Calcium Supplements Are Safe For Heart Health
study published in the British Medical Journal in 2010 caused
considerable concern among doctors and postmenopausal women by saying
that taking calcium supplements could increase arterial plaque and
the risk of heart attacks. 1 Even
though numerous highly respected calcium researchers dismissed the
study, it caused considerable confusion among medical professionals,
with some doctors telling postmenopausal women to quit taking calcium
new study of 1,278 senior men and women published in the American
Journal of Clinical Nutrition that used advanced medical technology
found no link between calcium supplements and increased
cardiovascular risk. 2 In
fact, the study found what appeared to be a slightly reduced risk of
coronary artery calcification with increasing total calcium intake.
leader Elizabeth Samelson of Harvard and her team reported, "Our
prospective study in a large, community-based population of women and
men evaluated the relation between calcium intake, with an upper
range as high as 3,000 mg a day, on a specific measure of the
presence and severity of coronary atherosclerosis (i.e., coronary
artery calcification), which is an independent predictor of
used state-of-the-art CT measures of coronary artery calcification,
and we were able to take into account important factors in a study of

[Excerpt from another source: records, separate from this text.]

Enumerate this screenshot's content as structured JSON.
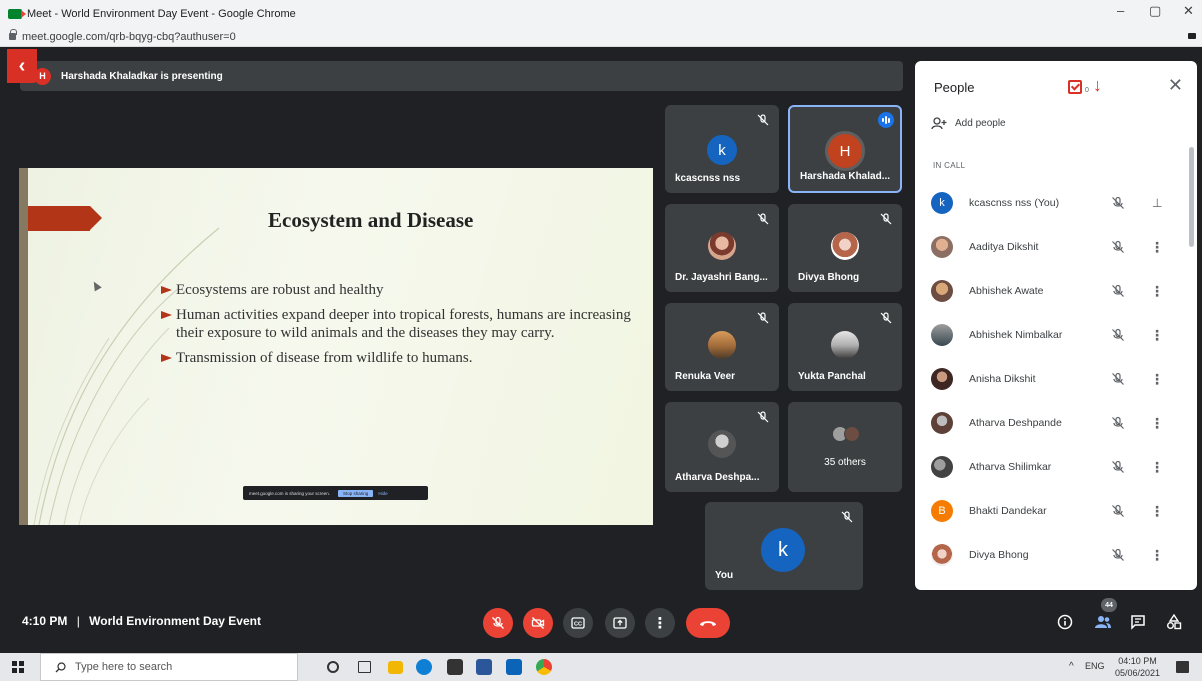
{
  "browser": {
    "title": "Meet - World Environment Day Event - Google Chrome",
    "url": "meet.google.com/qrb-bqyg-cbq?authuser=0",
    "minimize": "–",
    "maximize": "▢",
    "close": "✕"
  },
  "presenting": {
    "avatar_letter": "H",
    "text": "Harshada Khaladkar is presenting",
    "back_glyph": "‹"
  },
  "slide": {
    "title": "Ecosystem and Disease",
    "bullets": [
      "Ecosystems are robust and healthy",
      "Human activities expand deeper into tropical forests, humans are increasing their exposure to wild animals and the diseases they may carry.",
      "Transmission of disease from wildlife to humans."
    ],
    "share_banner": {
      "text": "meet.google.com is sharing your screen.",
      "stop_label": "Stop sharing",
      "hide_label": "Hide"
    }
  },
  "tiles": [
    {
      "name": "kcascnss nss",
      "avatar": "k",
      "avatar_color": "#1565c0",
      "muted": true
    },
    {
      "name": "Harshada Khalad...",
      "avatar": "H",
      "avatar_color": "#c1421f",
      "speaking": true
    },
    {
      "name": "Dr. Jayashri Bang...",
      "muted": true
    },
    {
      "name": "Divya Bhong",
      "muted": true
    },
    {
      "name": "Renuka Veer",
      "muted": true
    },
    {
      "name": "Yukta Panchal",
      "muted": true
    },
    {
      "name": "Atharva Deshpa...",
      "muted": true
    },
    {
      "name": "35 others"
    },
    {
      "name": "You",
      "avatar": "k",
      "avatar_color": "#1565c0",
      "muted": true
    }
  ],
  "people": {
    "title": "People",
    "raised_hands": "0",
    "add_people": "Add people",
    "section": "IN CALL",
    "list": [
      {
        "name": "kcascnss nss (You)",
        "avatar": "k",
        "color": "#1565c0",
        "pin": true
      },
      {
        "name": "Aaditya Dikshit",
        "color": "#8d6e63"
      },
      {
        "name": "Abhishek Awate",
        "color": "#6d4c41"
      },
      {
        "name": "Abhishek Nimbalkar",
        "color": "#37474f"
      },
      {
        "name": "Anisha Dikshit",
        "color": "#3e2723"
      },
      {
        "name": "Atharva Deshpande",
        "color": "#5d4037"
      },
      {
        "name": "Atharva Shilimkar",
        "color": "#424242"
      },
      {
        "name": "Bhakti Dandekar",
        "avatar": "B",
        "color": "#f57c00"
      },
      {
        "name": "Divya Bhong",
        "color": "#a1887f"
      }
    ]
  },
  "meeting": {
    "time": "4:10 PM",
    "separator": "|",
    "name": "World Environment Day Event",
    "participant_count": "44"
  },
  "taskbar": {
    "search_placeholder": "Type here to search",
    "lang": "ENG",
    "time": "04:10 PM",
    "date": "05/06/2021",
    "tray_arrow": "^"
  },
  "colors": {
    "meet_bg": "#202124",
    "tile_bg": "#3c4043",
    "danger": "#ea4335",
    "accent": "#8ab4f8"
  }
}
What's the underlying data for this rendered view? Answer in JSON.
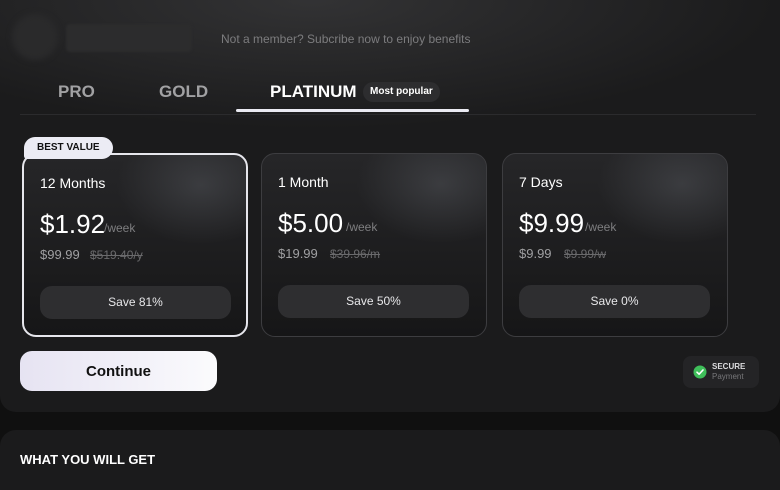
{
  "header": {
    "subscribe_text": "Not a member? Subcribe now to enjoy benefits"
  },
  "tabs": [
    {
      "label": "PRO",
      "active": false
    },
    {
      "label": "GOLD",
      "active": false
    },
    {
      "label": "PLATINUM",
      "active": true,
      "badge": "Most popular"
    }
  ],
  "plans": [
    {
      "badge": "BEST VALUE",
      "duration": "12 Months",
      "price": "$1.92",
      "per": "/week",
      "total": "$99.99",
      "old_price": "$519.40/y",
      "save": "Save 81%",
      "selected": true
    },
    {
      "duration": "1 Month",
      "price": "$5.00",
      "per": "/week",
      "total": "$19.99",
      "old_price": "$39.96/m",
      "save": "Save 50%",
      "selected": false
    },
    {
      "duration": "7 Days",
      "price": "$9.99",
      "per": "/week",
      "total": "$9.99",
      "old_price": "$9.99/w",
      "save": "Save 0%",
      "selected": false
    }
  ],
  "continue_label": "Continue",
  "secure": {
    "title": "SECURE",
    "subtitle": "Payment",
    "icon": "shield-check-icon",
    "color": "#3fbf5a"
  },
  "section": {
    "title": "WHAT YOU WILL GET"
  },
  "colors": {
    "background": "#101010",
    "panel": "#1b1b1c",
    "accent": "#ececf4"
  }
}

calcium intake and vascular calcification such as vitamin D intake,
prevalent coronary artery disease, and kidney function.
results do not support a significant detrimental effect of calcium
intake on coronary artery calcification.
supplementation is an important preventive measure that protects bone
density and reduces the risk of bone fracture for seniors.
North American Menopause Society recommends that women under 50 years
of age take at least 1,000 mg of supplemental calcium per day, while
they say that women 50 and over should take at least 1,200 mg of
supplemental calcium per day. In
fact, it's worth considering taking more than 1,200 mg of
supplemental calcium per day. Dr. Robert Heaney, who has published
over 200 calcium studies since 1958 said, "Supplemented
intakes of 1,300 to 1,700 mg per day have been shown to arrest
age-related bone loss and to reduce fracture risk in people 65 and
also said, "Supplemental
[calcium] intakes of 2,400 mg per day can restore the setting of the
parathyroid glands to young adult values." Improving
parathyroid function to young adult values can reduce the loss of
calcium from bone and bone loss, which reduces the risk of fractures.
National Academy of Sciences Institute of Medicine says that
long-term calcium supplementation for healthy adults is safe at 2,500
mg per day. They further state that the Lowest Observed Adverse
Effect Level (LOAEL) for calcium is 5,000 mg a day. The LOAEL is a
dose where toxicity might occur for some people when taken over a
period of time.
MJ, et al. Effect of calcium supplements on risk of myocardial
infarction and cardiovascular events: meta-analysis. BMJ. 2010 Jul
29;341:c3691. Doi: 10.1136/bmj.c3691
Samelson, et al. Calcium intake is not associated with increased
coronary artery calcification: the Framingham Study. Am J Clin
NutrDecember 2012, Volume 96, Pages 1274-1280,
RP. Calcium needs of the elderly to reduce fracture risk. J Am Coll
Nutr 2001 Apr;20(2 Suppl):192S-197S.
MooneyDirector of Research and Education